[Available data]
= = =
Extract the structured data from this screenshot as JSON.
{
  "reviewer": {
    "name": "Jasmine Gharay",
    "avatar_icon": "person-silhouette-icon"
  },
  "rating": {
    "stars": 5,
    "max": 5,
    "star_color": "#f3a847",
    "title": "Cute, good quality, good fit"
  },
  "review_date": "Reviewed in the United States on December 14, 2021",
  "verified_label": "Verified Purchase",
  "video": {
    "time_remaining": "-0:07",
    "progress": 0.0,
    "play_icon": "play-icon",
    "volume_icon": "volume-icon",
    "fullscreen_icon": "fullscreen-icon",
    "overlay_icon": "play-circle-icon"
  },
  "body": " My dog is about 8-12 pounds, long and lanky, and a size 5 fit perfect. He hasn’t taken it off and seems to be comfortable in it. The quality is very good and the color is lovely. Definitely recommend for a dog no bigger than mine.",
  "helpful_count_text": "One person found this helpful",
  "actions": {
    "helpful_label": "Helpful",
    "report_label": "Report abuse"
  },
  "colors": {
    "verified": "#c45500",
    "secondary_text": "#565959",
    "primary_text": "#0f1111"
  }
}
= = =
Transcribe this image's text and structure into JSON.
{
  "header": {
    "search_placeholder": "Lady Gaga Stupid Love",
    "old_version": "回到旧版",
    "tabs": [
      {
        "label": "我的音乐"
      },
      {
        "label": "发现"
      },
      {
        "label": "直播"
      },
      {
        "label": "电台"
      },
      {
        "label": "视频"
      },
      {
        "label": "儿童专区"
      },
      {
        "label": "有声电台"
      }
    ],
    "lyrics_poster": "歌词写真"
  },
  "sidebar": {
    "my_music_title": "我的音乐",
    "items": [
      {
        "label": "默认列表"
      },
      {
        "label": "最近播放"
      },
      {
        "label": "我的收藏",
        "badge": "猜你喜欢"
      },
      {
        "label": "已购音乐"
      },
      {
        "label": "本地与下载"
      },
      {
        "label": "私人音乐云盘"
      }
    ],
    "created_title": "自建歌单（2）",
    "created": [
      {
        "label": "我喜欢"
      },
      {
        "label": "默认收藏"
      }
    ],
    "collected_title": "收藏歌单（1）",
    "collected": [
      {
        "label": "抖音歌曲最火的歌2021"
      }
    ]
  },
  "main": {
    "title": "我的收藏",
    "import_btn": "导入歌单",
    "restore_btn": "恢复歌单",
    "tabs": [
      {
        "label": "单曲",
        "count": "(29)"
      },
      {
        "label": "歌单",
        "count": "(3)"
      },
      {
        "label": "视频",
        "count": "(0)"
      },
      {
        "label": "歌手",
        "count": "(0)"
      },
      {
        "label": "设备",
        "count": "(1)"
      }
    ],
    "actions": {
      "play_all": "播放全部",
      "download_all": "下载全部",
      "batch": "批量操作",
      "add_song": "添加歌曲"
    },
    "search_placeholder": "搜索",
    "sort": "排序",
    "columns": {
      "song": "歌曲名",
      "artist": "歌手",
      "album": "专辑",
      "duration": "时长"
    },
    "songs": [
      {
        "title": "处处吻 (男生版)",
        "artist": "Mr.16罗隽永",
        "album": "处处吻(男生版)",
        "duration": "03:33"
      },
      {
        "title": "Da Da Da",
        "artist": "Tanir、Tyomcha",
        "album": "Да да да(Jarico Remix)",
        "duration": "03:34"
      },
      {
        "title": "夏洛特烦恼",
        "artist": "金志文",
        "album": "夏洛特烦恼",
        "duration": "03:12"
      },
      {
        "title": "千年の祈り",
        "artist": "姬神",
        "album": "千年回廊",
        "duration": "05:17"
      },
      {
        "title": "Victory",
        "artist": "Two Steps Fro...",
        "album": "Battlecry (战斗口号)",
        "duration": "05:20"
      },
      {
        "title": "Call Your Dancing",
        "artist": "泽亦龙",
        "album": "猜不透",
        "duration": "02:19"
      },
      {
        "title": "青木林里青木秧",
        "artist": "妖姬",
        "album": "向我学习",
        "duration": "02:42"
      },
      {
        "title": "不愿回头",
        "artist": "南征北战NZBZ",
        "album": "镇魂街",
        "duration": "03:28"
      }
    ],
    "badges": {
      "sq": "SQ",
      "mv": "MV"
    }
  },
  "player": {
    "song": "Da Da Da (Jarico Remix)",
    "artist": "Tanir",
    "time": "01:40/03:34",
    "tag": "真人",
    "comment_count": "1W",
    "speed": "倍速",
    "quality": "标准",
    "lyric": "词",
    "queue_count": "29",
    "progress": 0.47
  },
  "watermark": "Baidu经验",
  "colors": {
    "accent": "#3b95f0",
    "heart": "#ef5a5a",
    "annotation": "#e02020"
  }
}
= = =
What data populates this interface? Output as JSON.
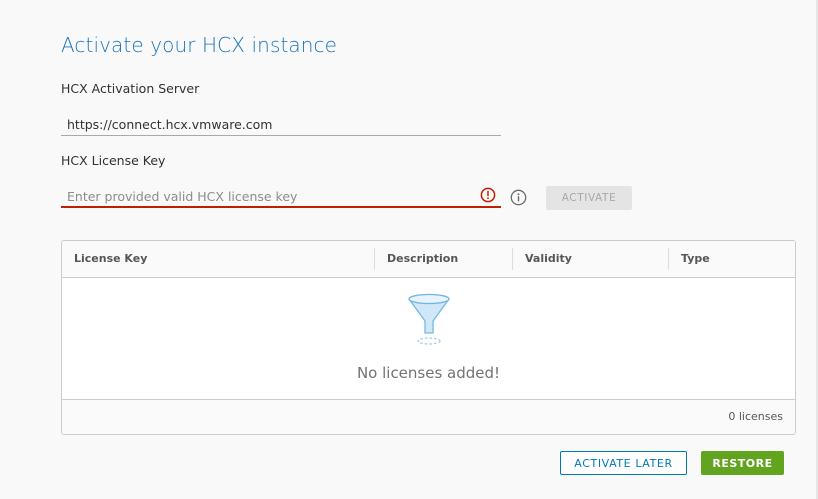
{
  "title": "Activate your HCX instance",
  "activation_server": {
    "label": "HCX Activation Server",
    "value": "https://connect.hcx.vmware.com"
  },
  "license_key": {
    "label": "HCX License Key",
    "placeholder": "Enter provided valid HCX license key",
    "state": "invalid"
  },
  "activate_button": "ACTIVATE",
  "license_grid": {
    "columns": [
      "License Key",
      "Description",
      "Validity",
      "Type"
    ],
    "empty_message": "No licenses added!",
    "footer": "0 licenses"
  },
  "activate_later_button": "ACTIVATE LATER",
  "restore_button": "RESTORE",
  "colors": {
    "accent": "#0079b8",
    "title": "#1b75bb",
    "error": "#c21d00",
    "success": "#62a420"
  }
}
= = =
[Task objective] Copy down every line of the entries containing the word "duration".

[Solution for this exercise]
      "duration": "时长"
        "duration": "03:33"
        "duration": "03:34"
        "duration": "03:12"
        "duration": "05:17"
        "duration": "05:20"
        "duration": "02:19"
        "duration": "02:42"
        "duration": "03:28"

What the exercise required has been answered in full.